View the full length article at http://www.albertmohler.com/2010/01/21/like-the-air-they-breathe-the-online-life-of-kids/
The Kaiser Family Foundation has just released a new study on the online lives of children and teenagers, and the statistics are simply astounding. America’s children and teenagers are now spending an average of more than 7 1/2 hours a day involved in electronic media. As the report states: “As anyone who knows a teen or tween can attest, media are among the most powerful forces in young people’s lives today. Eight-to-eighteen-year-olds spend more time with media than in any other activity besides (maybe) sleeping — an average of more than 7 1/2 hours a day, seven days a week. The TV shows they watch, video games they play, songs they listen to, books they read and websites they visit are an enormous part of their lives, offering a constant stream of messages about families, peers, relationships, gender roles, sex, violence, food, values, clothes, an abundance of other topics too long to list.”
And it’s not just that these kids are devoting 7 1/2 hours of their daily lives to media immersion — their multitasking means that they somehow consume nearly 11 hours of media content in that 7 1/2 hours of time. Over the last ten years, young people have increased their consumption and use of every type of media with one exception — reading. As the researchers make clear, the vast increase in the amount of time teenagers are able to access the media is due almost entirely to the fact that their mobile phones allow an online life that can be carried in the pocket (and in far too many cases, taken to bed). “The mobile and online media revolutions have arrived in the lives — and the pockets — of American youth,” notes the report. “Try waking a teenager in the morning, and the odds are good you’ll find a cell phone tucked under their pillow — the last thing they touch before falling asleep and the first thing they reach for upon waking.”
The report indicates that 66 percent of kids now own their own cell phone, while 76 percent own an iPod or other MP3 player. Interestingly, these kids are using cell phones as mobile media devices, rather than as telephones. Young people spend an average of only a half hour each day talking on their cell phones, but their use of these devices for the consumption of media consumes far more time.
The report also offers a portrait of the media-saturated character of the average American home. That home now contains an average of 3.8 televisions, 2.8 DVD or VCR players, at least one digital video recorder, two computers, 2.3 console video game players, and assorted other media devices ranging from CD players to radios. In an amazing percentage of these homes, the television is on virtually every waking hour. Even as the family home is populatedwith various media devices, the bedrooms of America’s children and teenagers are virtually saturated with media. “More and more media are migrating to young people’s bedrooms, enabling them to spend even more time watching, listening or playing,” the researchers report.
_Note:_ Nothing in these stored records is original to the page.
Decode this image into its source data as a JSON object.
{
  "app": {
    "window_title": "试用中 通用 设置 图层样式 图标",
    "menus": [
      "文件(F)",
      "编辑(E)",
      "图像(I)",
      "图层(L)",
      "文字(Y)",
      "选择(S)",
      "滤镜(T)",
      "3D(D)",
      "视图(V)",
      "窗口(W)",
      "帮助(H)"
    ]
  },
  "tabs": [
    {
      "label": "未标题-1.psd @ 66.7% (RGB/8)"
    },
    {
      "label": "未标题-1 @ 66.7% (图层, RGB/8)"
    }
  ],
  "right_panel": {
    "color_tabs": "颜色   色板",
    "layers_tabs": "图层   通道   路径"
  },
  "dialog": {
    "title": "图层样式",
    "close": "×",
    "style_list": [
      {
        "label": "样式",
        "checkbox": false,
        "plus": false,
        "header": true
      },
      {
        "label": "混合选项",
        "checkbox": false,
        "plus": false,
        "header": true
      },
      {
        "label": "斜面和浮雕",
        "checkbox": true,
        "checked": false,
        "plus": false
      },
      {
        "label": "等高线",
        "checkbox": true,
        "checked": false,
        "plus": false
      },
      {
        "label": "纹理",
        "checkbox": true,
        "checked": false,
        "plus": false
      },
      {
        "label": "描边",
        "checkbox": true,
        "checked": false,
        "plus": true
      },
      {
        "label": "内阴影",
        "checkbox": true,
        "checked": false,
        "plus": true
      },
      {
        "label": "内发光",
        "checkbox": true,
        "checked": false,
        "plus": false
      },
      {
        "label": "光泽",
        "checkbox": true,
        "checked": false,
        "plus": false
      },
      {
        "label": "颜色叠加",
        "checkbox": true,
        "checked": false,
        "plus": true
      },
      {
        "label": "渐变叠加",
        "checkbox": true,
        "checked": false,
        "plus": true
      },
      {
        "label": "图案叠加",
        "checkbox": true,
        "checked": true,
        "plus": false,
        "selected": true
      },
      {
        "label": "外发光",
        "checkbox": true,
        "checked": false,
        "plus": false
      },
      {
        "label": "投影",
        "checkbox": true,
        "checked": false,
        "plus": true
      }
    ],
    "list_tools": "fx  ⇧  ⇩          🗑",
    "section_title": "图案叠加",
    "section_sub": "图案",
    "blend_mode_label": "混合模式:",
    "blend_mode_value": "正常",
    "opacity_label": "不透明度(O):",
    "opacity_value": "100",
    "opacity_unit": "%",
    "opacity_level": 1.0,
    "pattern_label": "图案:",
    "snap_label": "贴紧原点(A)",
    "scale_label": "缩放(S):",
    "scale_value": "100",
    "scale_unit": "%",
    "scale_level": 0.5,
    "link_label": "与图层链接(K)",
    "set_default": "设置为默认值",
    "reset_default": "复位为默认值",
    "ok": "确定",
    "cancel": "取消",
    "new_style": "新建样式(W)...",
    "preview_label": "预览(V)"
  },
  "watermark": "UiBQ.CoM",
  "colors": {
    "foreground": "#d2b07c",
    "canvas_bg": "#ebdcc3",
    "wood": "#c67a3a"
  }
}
Another important section of the report indicates that the young people who spend the greatest amount of time with media report lower grades and lower levels of personal happiness and contentment. All this should serve to awaken America’s parents — and all who care for America’s young people — to the level of media saturation that now characterizes the lives of American youth. This important report serves as an undeniable warning that America’s young people are literally drowning in an ocean of media consumption.
There is every reason for parents to be concerned about dangers ranging from the content of this media, to the way digital saturation changes the wiring of the brain, to the loss of literacy and the reading of books, to the fact that many teenagers are far more connected to their friends through social media than to their own families in their own homes. Teenagers are forfeiting sleep and other important investments of time because they experience panic when they are digitally disengaged for even a few moments.
What is the impact of all this media saturation on the soul? Of course, that is a question that must be posed to America’s adults, as well as to our children and adolescents. At the same time, parents bear a responsibility many are clearly forfeiting. We cannot simply accept that constant media saturation is now a fact of nature and a matter of constant need. These technologies and devices have their places, but the role of parents is to establish rules that protect children and teenagers from being dominated by technology and an army of digital devices. At the end of the day, parents must find the courage and wisdom to know when to disconnect.